I find it comforting, though others don't, when Rex tells me we are halfway, then three-quarters. I begin to feel it is possible to make the top. Then, about 5.30am, as the sky begins to lighten and we can see the lights bobbing up to the rim of the crater, I know I can make it. The last 500m is a bottleneck. People ahead exhaustedly stop, and then start slowly off again. The rim finally arrives at 6.40am and the relief manifests in different ways to each of us; for me, hugging and crying.

But Stella Point is, unfortunately, not the real top! After a brief pause to see the sunrise completed, we set off for Uhuru Peak. At 5895m (19,340ft) this is the summit, and it takes us more than an hour to reach it. Not a hard walk but that last 150m vertically is dreadful. We shuffle past wonderful views of the snow-filled crater on our right and a magnificent 30m-high glacier on our left. The combination of tiredness, altitude, a migraine and vomiting make this last hour almost impossible for me. With 200m to go I have to be cajoled by our guides to continue.
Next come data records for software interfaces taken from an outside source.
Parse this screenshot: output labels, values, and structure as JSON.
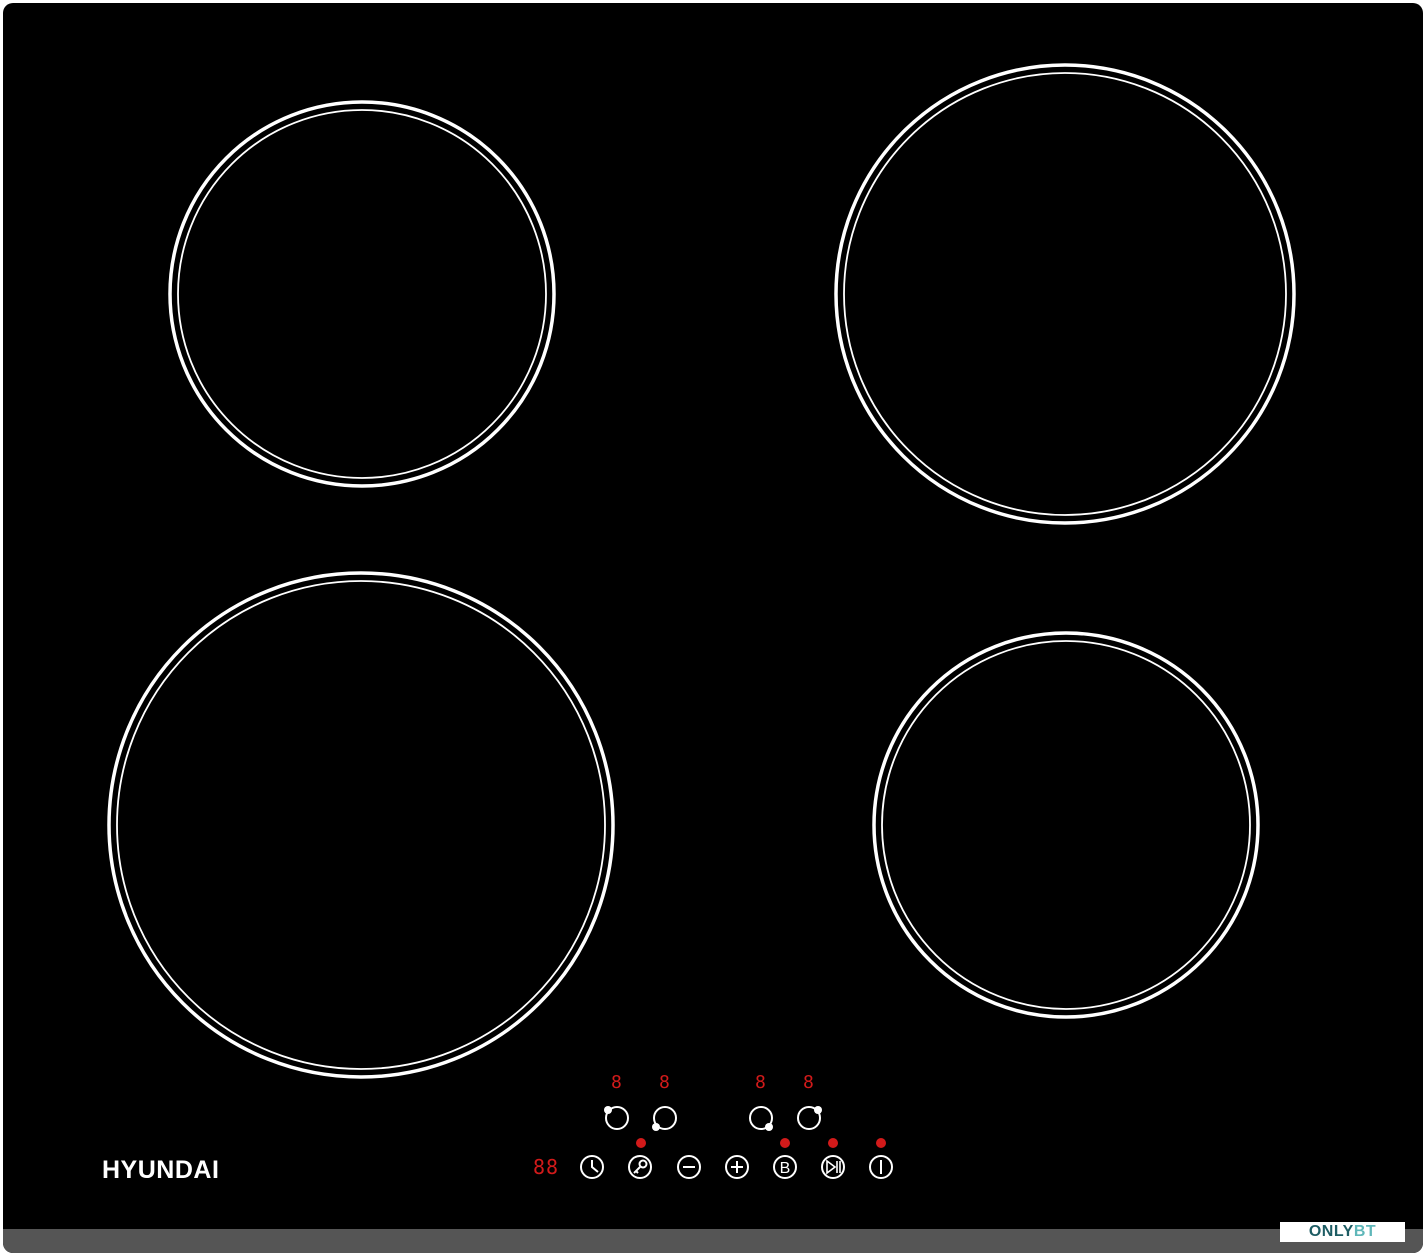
{
  "brand": "HYUNDAI",
  "watermark": {
    "part1": "ONLY",
    "part2": "BT"
  },
  "zone_displays": [
    "8",
    "8",
    "8",
    "8"
  ],
  "timer_display": "88",
  "controls": [
    {
      "name": "timer-icon",
      "indicator": false
    },
    {
      "name": "lock-key-icon",
      "indicator": true
    },
    {
      "name": "minus-icon",
      "indicator": false
    },
    {
      "name": "plus-icon",
      "indicator": false
    },
    {
      "name": "boost-b-icon",
      "indicator": true,
      "glyph": "B"
    },
    {
      "name": "play-pause-icon",
      "indicator": true
    },
    {
      "name": "power-icon",
      "indicator": true
    }
  ],
  "colors": {
    "surface": "#000000",
    "rings": "#ffffff",
    "display": "#d21a1a",
    "strip": "#555555"
  }
}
We queue to get in front of the sign for photos, proudly holding up our Kiwi flag. Photos show me smiling, belying the way I feel. Immediately we head off home. It is a three-hour descent to base camp via a slightly different route, which includes several long stretches of scree. Thomas and I arrive back at base camp 7km later. He has hurried me down on my own to return me to lower altitude as soon as possible. The others arrive an hour later, all of us emotionally and physically drained but elated at having "knocked the bastard off ".

After an hour's rest and a light meal we are offered a choice: a 5km walk to 3900m-high Millennium Camp and a longer walk out on the last day; or 10km to Mweka Camp at 3000m with fresh vegetables and meat? Unlike the majority we choose Millennium, forgoing the better dinner but knowing we'll be more rested for a final 22km day.

Later that day we still can't really believe we've done it. Our reactions run from Bronwen's "I enjoyed it" to Rex and me saying it has been the hardest thing we've ever done, to Nigel's "I would do it again". We'd passed people being carried down, being assisted down, and turning back. Yet we, by far the oldest group on the mountain over the past two days, according to the camp sign-in books, have made it. I can finally hold down water so we celebrate with a small whiskey Rex carted all the way, and we dine on carrot soup and vege and bean sauce on rice. We are in our sleeping bags by 7.30pm and sleep the sleep of the exhausted but elated.

September 7, the walk out

Before our 22km walk out there is a brief ceremony where our porters, tall, strong and proud men, sing us their Kilimanjaro song to say thank you and farewell. Nigel says a few words he's learnt in Swahili, then we give them our tip - more than their monthly income. We finish with a waiata, Te Aroha, which seems well appreciated, and distribute silver fern pins.

Placing one foot before the other - which had been so unbelievably hard those final few hours of the ascent - is a breeze at lower altitude, after sleep, no migraine, and elated by our sense of success. The mountain behind us, the prospect of a shower followed by a couple of beers ahead . . .

From the moorland back through the rainforest we drop 2100m. The rainforest is generally in cloud but we get one last glimpse of our mountain behind us.

The walk to the Mweka Gate takes five hours. Our boots and gaiters are there washed of their thick mud for US$2 a pair - to a quality accepted by NZ Customs on our arrival home! A 45-minute bus ride takes us back to our Moshi hotel for that longed-for beer.

So what have I achieved? We have ticked off a large item on our bucket list - but have also discovered the limit of our endurance, physically and mentally. Rex and I decide four items are now off all our future plans: tents, sleeping bags, mountains, and, for me especially, long- drops!

As for Andrew - have I found him? Was he up there with me? I believe I can answer "Yes". But I also know that for every step I take forward in my grief pathway, some days I feel I fall back two.

The Dominion Post